Return, from the data that follows, each line that holds the word "JSON".

Data records for software interfaces
----

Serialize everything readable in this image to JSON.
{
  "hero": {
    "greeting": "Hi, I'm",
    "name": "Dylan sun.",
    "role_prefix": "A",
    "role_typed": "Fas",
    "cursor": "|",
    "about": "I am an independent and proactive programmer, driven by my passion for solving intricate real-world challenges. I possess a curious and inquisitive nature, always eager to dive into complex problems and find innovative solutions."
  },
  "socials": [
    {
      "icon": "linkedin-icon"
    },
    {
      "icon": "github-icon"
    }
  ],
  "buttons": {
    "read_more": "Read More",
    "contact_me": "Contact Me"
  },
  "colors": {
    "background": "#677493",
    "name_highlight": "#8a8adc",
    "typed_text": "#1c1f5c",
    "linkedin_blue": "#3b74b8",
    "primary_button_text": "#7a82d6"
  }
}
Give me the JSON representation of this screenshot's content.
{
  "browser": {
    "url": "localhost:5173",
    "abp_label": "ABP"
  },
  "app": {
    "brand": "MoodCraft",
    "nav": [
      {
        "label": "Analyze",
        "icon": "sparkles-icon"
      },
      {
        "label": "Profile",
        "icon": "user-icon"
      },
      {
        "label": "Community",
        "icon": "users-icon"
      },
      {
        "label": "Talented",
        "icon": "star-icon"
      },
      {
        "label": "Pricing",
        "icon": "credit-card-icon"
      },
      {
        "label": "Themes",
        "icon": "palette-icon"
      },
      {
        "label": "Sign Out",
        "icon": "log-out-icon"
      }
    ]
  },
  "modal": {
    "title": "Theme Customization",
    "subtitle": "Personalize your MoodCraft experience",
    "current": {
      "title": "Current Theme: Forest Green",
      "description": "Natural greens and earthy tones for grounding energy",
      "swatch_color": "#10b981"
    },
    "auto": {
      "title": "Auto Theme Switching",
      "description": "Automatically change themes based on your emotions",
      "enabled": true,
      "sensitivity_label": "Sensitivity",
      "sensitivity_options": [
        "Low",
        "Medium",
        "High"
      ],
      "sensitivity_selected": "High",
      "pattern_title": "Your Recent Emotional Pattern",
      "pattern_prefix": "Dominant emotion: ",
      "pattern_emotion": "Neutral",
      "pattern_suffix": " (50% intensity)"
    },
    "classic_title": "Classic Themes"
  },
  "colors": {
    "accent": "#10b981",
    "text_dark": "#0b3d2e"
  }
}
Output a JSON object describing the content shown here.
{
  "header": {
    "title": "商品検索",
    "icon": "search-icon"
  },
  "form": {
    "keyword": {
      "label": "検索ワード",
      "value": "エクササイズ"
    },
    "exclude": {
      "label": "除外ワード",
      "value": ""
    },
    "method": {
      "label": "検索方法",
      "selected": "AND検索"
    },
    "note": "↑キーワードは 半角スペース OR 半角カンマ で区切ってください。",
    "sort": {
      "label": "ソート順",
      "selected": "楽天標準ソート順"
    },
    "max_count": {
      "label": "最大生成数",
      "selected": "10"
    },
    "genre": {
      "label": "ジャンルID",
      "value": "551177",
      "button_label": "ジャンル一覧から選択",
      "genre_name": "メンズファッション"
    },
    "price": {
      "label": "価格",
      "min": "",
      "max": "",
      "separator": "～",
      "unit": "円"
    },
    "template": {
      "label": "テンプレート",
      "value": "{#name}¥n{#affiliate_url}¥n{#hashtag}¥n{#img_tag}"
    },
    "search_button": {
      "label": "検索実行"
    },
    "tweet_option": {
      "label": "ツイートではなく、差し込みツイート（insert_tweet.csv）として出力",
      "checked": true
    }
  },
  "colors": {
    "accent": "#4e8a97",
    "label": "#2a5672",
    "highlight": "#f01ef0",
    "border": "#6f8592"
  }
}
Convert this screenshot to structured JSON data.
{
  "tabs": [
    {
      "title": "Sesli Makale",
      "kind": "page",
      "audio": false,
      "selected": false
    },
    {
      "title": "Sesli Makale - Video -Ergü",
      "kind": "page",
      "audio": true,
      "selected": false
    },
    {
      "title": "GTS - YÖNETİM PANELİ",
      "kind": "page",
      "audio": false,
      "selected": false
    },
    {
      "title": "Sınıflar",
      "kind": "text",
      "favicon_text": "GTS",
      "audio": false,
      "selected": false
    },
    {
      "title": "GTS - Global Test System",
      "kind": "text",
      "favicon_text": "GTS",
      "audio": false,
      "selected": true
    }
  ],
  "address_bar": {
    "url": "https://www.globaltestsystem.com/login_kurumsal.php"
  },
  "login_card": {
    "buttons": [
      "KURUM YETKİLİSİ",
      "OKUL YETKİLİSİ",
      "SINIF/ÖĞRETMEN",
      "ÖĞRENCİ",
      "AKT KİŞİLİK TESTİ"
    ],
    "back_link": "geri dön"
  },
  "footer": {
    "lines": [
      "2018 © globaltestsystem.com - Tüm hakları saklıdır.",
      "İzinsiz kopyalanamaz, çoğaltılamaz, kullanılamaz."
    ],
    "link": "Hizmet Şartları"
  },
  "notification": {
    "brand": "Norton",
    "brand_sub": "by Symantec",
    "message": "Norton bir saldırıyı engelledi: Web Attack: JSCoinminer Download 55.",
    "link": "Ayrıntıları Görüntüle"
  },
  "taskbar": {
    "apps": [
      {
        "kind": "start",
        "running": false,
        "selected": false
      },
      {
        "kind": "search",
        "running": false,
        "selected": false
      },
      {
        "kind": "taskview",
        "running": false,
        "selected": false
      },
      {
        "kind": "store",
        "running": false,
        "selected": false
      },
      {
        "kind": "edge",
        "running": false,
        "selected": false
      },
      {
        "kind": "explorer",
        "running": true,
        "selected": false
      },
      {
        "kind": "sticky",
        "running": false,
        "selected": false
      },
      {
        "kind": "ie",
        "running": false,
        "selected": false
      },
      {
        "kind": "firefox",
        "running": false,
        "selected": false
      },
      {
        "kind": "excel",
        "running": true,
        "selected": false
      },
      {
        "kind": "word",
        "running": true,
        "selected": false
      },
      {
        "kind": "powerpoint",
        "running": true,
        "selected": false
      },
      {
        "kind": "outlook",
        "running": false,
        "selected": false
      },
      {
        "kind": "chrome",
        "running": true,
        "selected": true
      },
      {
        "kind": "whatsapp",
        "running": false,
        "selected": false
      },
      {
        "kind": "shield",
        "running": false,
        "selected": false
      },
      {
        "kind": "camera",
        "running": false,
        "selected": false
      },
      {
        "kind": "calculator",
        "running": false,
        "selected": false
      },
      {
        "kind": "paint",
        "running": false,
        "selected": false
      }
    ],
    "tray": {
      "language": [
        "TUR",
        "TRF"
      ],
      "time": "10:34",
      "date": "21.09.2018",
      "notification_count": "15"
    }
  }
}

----

#### WRITTEN SOLUTION
Serialize everything readable in this image to JSON.
Give me the JSON representation of this screenshot's content.
Output a JSON object describing the content shown here.
Convert this screenshot to structured JSON data.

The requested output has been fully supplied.